EU diplomats urge financial sanctions on Israeli settlers
27.02.13 @ 15:16
BRUSSELS - Senior EU diplomats have called for financial sanctions and travel bans on Israeli settlers in what they describe as a last-ditch effort to save the Middle East peace process.
An internal report by EU countries' consuls general in Jerusalem and Ramallah - seen by EUobserver - says member states should "prevent … financial transactions, including foreign direct investment from within the EU, in support of settlement activities, infrastructure and services."
It adds that individual EU states should "explore the possibility of denying entry to known settler radicals."
It also calls for EU guidelines on retail labels for settler-made products, such as wine or cosmetics, in order to "guarantee [European] consumers' right to an informed choice."
EU institutions are already drafting a common code on product labels.
But EU foreign ministers have in recent years ignored similar proposals for sanctions.
An EU official told this website that Brussels-based diplomats discussed the Jerusalem report on 19 February, but "debate about the follow-up is [still] continuing."
Meanwhile, the 15-page text paints a scary picture of prospects for peace in the Arab-Israeli conflict.
It says: "If the current Israeli policy regarding the city [Jerusalem] continues, particularly settlement activity, the prospect of Jerusalem as a future capital of two states, Israel and Palestine, becomes practically unworkable."
It adds: "Settlement construction remains the single biggest threat to the two-state solution. It is systematic, deliberate and provocative."
It notes that 200,000 Jewish settlers have come to live in East Jerusalem since Israel annexed it "illegally" in 1967 and that Israeli tenders for new settler homes more than doubled in 2012 compared to 2011.
It warns that some new structures - such as those in the "E1" area - are designed to "form an Israeli buffer" around the city and to make it "difficult if not impossible to ensure [the] territorial contiguity" of Palestine.
At the same time, demolitions of Palestinian-owned buildings went up 54 percent last year, with 85,000 Palestinians considered to be "at risk of forced displacement."
The EU consuls general noted that Israeli administrative barriers for Palestinian schools and businesses "undermine the right to education" of 90,000 children and aggravate poverty.
They said 78 percent of Palestinians live below the poverty line, compared to 64 percent in 2006.
They also complained about Israel's "ideological" programme.
They said it gives free rein for settler groups to dig up archaeological sites to create a "partisan historical narrative of Jerusalem, placing emphasis on biblical and Jewish connotations of the area, while neglecting Christian/Muslim ties."
They noted that Israeli police stops Palestinian textbooks getting to Palestinian schools in favour of "a version of the curriculum edited by the Israeli authorities."
Reacting to the leaked paper, the Israeli embassy to the EU said European countries should pay more attention to rockets from Gaza than to settlements.
"I would like to know if there is also an EU report about the security situation for residents in southern Israel," its spokesman, Yoel Mester, told this website on Wednesday (27 February).
He added: "We're not running away from the need to discuss the issue [of settlements], but unfortunately the other side is running away from direct talks where we could discuss this as well."
For her part, Palestine's ambassador to the EU, Leila Shahid, called his remarks "rubbish."
She said Palestine is ready to restart talks when Israel honours its commitments in the Roadmap - a 2003 agreement between Israel and the Palestinian Authority (PA), which says Israel will freeze settlements if the PA stops violent resistance.
"They have not only not frozen settlements, they have intensified them.
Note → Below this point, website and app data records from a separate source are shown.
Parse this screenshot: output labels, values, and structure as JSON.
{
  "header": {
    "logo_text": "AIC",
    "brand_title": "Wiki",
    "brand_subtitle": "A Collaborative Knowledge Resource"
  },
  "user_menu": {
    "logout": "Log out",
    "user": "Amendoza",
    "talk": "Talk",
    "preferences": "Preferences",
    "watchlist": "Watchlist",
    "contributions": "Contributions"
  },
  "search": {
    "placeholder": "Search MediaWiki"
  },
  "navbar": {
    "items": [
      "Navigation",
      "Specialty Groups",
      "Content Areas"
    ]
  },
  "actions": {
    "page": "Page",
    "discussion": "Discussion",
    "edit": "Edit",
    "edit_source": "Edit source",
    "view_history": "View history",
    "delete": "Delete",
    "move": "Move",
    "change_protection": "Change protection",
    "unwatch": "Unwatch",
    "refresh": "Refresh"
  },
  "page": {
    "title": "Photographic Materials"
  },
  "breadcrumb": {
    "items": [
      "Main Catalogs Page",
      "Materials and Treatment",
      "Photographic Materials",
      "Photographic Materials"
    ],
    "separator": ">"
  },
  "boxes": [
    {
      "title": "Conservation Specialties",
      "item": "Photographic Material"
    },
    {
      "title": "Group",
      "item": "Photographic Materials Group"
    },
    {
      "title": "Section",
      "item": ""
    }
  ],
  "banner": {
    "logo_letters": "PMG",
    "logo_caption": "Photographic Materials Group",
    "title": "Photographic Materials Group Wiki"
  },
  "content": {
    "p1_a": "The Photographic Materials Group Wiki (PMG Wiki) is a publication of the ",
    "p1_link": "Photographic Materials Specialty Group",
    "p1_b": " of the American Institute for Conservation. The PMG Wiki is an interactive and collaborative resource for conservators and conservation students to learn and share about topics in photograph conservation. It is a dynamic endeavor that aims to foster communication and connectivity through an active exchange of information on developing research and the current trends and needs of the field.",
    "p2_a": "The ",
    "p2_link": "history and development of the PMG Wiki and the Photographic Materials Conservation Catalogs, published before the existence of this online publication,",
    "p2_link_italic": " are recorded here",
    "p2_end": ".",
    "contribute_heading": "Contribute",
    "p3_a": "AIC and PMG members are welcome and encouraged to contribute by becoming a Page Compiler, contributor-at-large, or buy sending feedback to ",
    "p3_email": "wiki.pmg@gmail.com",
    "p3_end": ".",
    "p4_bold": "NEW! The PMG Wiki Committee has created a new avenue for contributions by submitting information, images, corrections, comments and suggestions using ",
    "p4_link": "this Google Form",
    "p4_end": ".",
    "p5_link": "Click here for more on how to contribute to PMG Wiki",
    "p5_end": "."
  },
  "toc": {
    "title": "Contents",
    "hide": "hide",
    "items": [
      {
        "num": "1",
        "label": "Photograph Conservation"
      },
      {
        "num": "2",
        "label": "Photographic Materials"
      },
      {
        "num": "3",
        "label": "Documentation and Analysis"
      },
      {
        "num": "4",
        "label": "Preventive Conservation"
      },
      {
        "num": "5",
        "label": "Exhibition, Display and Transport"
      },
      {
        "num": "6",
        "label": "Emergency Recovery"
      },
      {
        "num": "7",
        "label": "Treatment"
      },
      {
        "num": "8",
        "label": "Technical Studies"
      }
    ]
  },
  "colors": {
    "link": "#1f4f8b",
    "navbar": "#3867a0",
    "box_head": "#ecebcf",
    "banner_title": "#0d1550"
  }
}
I don't see how we can be running away from anything, when all we ask is for Israel to stick to its obligations," she told EUobserver.